▸ **Try it**
Return, from the lines below, each one that includes the word "JSON".

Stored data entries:
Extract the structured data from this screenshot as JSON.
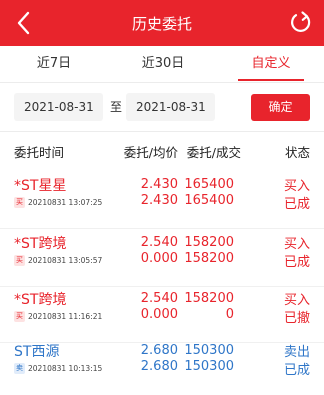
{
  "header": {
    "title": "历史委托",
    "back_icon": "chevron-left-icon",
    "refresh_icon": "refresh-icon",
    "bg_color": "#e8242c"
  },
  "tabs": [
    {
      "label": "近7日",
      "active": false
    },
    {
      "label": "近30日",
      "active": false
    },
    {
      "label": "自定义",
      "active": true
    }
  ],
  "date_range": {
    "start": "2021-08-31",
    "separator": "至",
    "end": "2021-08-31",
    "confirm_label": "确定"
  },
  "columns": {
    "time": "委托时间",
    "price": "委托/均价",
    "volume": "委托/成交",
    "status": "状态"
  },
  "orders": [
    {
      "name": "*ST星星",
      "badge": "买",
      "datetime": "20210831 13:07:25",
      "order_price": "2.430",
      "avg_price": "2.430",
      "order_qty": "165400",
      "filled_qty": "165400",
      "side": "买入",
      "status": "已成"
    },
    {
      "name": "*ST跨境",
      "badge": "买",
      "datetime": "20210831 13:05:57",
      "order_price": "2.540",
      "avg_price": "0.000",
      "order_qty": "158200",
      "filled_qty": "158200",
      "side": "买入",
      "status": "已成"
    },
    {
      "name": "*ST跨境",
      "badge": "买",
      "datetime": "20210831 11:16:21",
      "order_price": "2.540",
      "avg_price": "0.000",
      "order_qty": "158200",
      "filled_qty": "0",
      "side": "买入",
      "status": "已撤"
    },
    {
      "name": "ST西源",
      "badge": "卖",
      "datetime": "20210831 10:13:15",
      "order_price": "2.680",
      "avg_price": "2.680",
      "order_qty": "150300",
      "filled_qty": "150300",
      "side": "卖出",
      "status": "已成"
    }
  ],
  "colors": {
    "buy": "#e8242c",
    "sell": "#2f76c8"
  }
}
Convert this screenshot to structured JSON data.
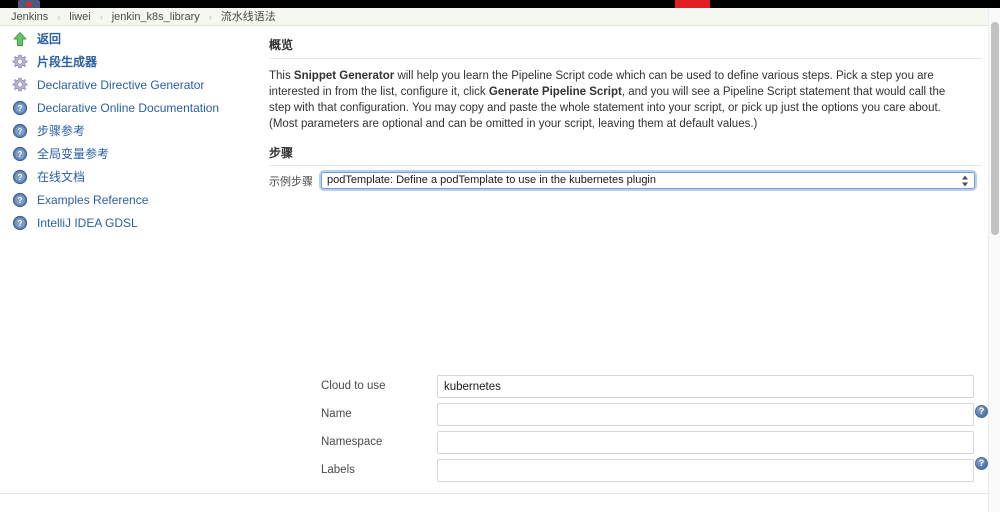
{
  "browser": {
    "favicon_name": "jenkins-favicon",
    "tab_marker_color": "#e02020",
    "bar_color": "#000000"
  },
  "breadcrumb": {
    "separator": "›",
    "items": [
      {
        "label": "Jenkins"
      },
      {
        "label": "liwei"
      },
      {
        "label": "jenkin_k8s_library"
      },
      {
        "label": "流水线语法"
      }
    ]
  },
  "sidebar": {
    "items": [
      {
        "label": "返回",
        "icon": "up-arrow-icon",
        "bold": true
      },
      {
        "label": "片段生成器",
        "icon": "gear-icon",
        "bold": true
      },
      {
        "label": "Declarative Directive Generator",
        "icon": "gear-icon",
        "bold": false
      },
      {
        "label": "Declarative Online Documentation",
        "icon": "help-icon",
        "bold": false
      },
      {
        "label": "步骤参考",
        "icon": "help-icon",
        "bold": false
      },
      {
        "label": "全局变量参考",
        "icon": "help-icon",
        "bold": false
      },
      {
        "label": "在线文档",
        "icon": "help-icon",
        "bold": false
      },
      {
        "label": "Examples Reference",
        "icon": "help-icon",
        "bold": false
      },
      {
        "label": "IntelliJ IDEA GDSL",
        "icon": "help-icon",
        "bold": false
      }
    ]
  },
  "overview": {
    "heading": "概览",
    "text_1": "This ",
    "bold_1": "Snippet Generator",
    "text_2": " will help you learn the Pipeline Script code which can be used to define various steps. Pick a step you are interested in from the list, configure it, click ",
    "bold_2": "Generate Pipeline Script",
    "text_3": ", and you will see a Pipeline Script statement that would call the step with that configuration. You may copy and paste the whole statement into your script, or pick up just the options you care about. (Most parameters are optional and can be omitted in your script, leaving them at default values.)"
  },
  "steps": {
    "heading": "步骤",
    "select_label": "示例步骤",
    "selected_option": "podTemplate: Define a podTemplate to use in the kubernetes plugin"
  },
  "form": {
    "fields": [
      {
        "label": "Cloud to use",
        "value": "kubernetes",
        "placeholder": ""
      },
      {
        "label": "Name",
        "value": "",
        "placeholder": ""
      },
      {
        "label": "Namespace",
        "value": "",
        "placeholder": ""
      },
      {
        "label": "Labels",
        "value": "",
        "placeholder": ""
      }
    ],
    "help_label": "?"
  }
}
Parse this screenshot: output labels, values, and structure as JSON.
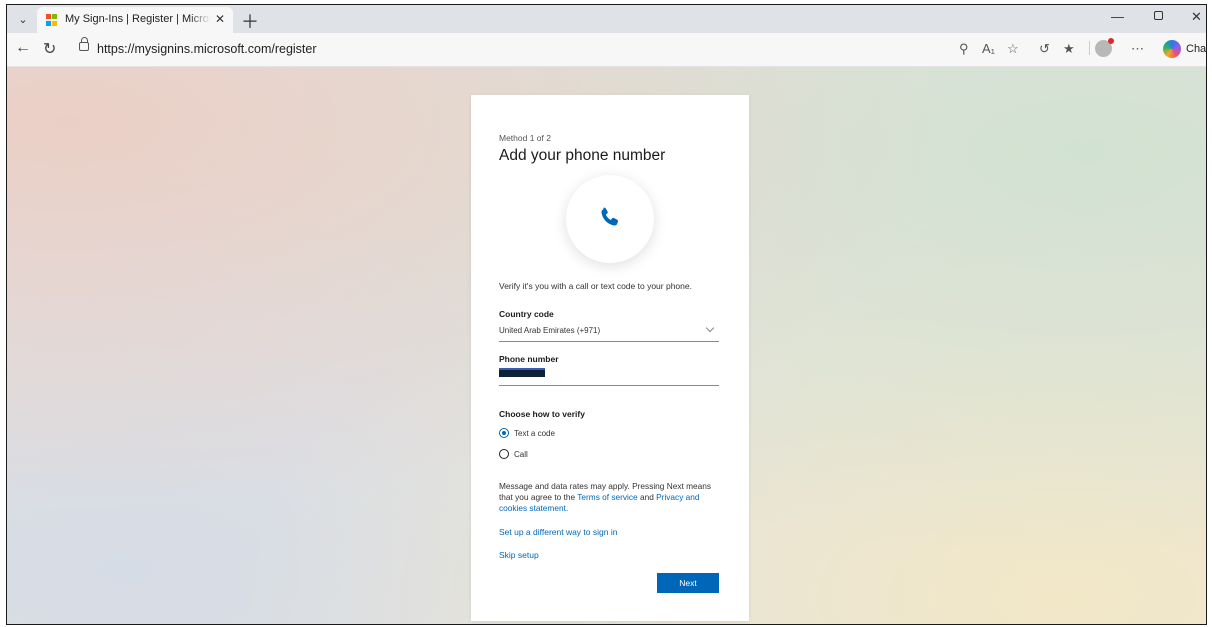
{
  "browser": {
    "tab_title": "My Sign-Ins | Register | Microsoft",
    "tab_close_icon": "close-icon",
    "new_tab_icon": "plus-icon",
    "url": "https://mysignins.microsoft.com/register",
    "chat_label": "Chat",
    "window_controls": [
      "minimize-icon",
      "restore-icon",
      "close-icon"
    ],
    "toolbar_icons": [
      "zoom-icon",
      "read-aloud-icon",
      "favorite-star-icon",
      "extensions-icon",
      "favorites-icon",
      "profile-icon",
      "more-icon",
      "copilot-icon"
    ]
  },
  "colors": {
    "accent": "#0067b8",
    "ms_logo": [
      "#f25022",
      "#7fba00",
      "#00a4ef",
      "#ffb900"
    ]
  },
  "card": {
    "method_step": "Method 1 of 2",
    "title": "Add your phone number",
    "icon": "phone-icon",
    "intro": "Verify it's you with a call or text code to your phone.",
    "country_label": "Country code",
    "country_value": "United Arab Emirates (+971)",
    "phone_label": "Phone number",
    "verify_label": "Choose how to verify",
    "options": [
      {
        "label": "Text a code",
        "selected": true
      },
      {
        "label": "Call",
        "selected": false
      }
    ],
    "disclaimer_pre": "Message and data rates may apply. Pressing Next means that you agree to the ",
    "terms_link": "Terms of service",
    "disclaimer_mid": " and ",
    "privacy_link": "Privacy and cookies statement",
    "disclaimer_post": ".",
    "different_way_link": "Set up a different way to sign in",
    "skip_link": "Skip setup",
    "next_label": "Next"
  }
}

▸ **Result of the exercise**
Extract the structured data from this screenshot as JSON.
Convert this screenshot to structured JSON data.
Parse this screenshot: output labels, values, and structure as JSON.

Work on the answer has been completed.